A nationwide intend to protect struggling families from high-interest payday advances that will trap them with debt appears good, nonetheless it might be harmful to Pennsylvania.
Their state currently has protections that are strong a law that caps interest rates on little loans at about 24 per cent. That is held pay day loan shops from the state because loans are not lucrative sufficient right right right here.
Federal laws proposed a week ago by the customer Financial Protection Bureau are weaker. Those guidelines would not preempt hawaii legislation, but customer advocates worry they are able to undermine it by prompting legislators to loosen their state legislation to create it based on the standard that is national.
One state lawmaker already is citing the feds’ plan while he seeks to legalize loans at interest prices as much as 36 per cent, perhaps with charges in addition.
Without having the state that is strong, Pennsylvania residents would spend a believed $489 million yearly in charges for payday advances and automobile name loans, relating to a research released a week ago by the Center for Responsible Lending.

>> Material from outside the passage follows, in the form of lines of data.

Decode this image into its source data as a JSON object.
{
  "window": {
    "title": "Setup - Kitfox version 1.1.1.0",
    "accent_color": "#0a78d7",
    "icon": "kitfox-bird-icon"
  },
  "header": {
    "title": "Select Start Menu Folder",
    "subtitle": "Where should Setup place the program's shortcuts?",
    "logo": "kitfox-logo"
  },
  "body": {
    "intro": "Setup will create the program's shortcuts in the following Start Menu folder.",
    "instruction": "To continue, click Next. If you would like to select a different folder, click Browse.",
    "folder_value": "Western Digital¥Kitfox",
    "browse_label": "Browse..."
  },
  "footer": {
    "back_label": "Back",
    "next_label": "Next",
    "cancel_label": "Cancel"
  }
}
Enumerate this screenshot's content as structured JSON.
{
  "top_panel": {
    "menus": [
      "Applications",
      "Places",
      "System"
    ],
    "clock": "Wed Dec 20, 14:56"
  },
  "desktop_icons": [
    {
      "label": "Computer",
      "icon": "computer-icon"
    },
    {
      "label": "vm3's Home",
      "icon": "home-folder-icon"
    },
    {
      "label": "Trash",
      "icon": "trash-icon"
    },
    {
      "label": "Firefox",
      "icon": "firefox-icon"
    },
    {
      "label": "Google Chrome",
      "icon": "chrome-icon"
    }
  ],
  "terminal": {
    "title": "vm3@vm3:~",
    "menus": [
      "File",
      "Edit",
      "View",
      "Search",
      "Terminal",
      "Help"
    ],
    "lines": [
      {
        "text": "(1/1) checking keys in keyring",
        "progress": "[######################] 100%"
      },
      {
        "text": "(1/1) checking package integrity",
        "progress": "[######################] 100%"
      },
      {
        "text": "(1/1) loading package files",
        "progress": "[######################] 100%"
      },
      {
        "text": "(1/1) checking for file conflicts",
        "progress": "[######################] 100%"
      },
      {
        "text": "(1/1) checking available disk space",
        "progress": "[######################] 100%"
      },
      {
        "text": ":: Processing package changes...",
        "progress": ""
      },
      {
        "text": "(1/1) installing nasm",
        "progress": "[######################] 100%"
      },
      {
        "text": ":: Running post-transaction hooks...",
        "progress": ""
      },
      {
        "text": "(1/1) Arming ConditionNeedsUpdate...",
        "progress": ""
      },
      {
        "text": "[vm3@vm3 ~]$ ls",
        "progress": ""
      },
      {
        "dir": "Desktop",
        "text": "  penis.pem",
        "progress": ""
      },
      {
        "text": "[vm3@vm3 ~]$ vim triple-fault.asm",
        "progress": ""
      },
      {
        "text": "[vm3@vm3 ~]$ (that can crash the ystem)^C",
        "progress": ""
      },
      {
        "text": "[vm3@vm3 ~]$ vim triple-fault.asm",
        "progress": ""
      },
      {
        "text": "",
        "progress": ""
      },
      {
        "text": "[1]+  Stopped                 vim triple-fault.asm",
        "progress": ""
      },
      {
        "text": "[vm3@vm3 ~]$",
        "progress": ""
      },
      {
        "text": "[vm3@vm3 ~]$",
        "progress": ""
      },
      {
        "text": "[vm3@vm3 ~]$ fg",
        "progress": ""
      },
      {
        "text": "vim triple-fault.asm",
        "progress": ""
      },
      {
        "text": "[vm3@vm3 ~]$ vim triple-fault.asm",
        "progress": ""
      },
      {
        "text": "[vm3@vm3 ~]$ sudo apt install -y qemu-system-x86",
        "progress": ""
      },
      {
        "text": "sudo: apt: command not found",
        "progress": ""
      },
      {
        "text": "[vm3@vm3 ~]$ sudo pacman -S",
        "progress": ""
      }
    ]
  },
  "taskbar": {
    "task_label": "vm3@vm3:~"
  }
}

Payday advances frequently are two-week loans due in the debtor’s next payday. They carry high interest and costs, usually triple digits whenever determined being a percentage interest rate that is annual. Some borrowers can not manage to repay the mortgage if it is due, over or take out a new loan, creating a cycle of debt so they roll it.
Title loans are only as dangerous. Borrowers utilize their vehicles as collateral, and sometimes face repossession.
The proposed regulations that are federaln’t set restrictions on interest levels in most instances, but would need many loans to be underwritten to determine in the event that debtor are able to settle them. That is something which doesn’t typically take place now. The proposition additionally would restrict exactly how many loans a debtor might take in a period that is short of.
“By investing in spot conventional, commonsense lending criteria, our proposition would avoid loan providers from succeeding by establishing borrowers to fail,” said Richard Cordray, manager regarding the Consumer Financial Protection Bureau.
What involves customer advocates in Pennsylvania is the fact that the proposed regulations will allow some loans that are small be produced without considerable underwriting, as well as interest levels more than what exactly is allowed right right here now.
“Any exclusion dangers delivering the message that the CFPB has sanctioned an entire category of high-cost, predatory loans as desirable and safe, whenever in reality these are typically harmful and dangerous to borrowers,” Kerry Smith, senior staff lawyer at Community Legal solutions in Philadelphia, testified at a hearing in Kansas City week that is last.
Comprehensive underwriting would not be expected for short-term loans all the way to $500, as well as loans as high as 2 yrs in the event that total expense to the debtor will not go beyond 36 per cent, excluding a “reasonable” origination charge. The Defense Department already caps the expense of those kinds of loans at that price for active-duty armed forces solution users.
Bill Harris of Bethlehem, president of this Pennsylvania chapter associated with Military Officers Association of America, stated if the proposed nationwide guideline can’t be strengthened, their state could be best off without one.
“Just never do just about anything,” he stated on a go to this web-site seminar call with reporters a week ago. “We want it just how we now have it in Pennsylvania.”
The stress to improve the status quo in Pennsylvania has grown. A few bills trying to legalize loans that are payday or other short-term loans under various names, have now been debated into the Legislature in present years. None has passed away.
A bill being drafted now is going to be modeled after the plan that is federal stated its sponsor, Sen. John Yudichak. He stated it will not allow payday advances, but yearlong loans of between $1,000 and $5,000 that will be underwritten. Interest might be as much as 36 %, plus an origination charge.
Yudichak, a Democrat representing Carbon and Luzerne counties, explained Wednesday he hopes to consult with the customer Financial Protection Bureau to have its input regarding the legislation.
“We’re going to you will need to reflect their intent and work out certain that the item is a product that produces credit available, affordable and safe for people who are high-risk customers,” he stated. “the intent that is overall to ensure individuals do not get trapped in a financial obligation period.”
Experts are already campaigning against their plan, saying the loans could be very costly whilst still being could cause borrowers being caught with debt. Yudichak explained he considered their issues whenever drafting the balance, which he expects to introduce following the legislative budget debate.
While customer advocates in Pennsylvania oppose the federal plan simply because they consider it to be too tough because they say it isn’t tough enough, payday lenders oppose it.
They testified at the other day’s hearing that the buyer Financial Protection Bureau’s own information show few complaints about pay day loans from licensed loan providers. They stated authorities should really be concentrating on unlicensed, illegal loan providers being benefiting from borrowers. Onerous laws would drive lots and lots of licensed lenders away from business and drive borrowers to illicit ones, the lenders stated.
Banking institutions looking to supply loans that are short-term people without sterling credit will be deterred, stated Richard search, president and CEO of this customer Bankers Association. The underwriting demands would cost excessively for banks, he stated, and would simply simply simply take too much time for borrowers looking for instant credit.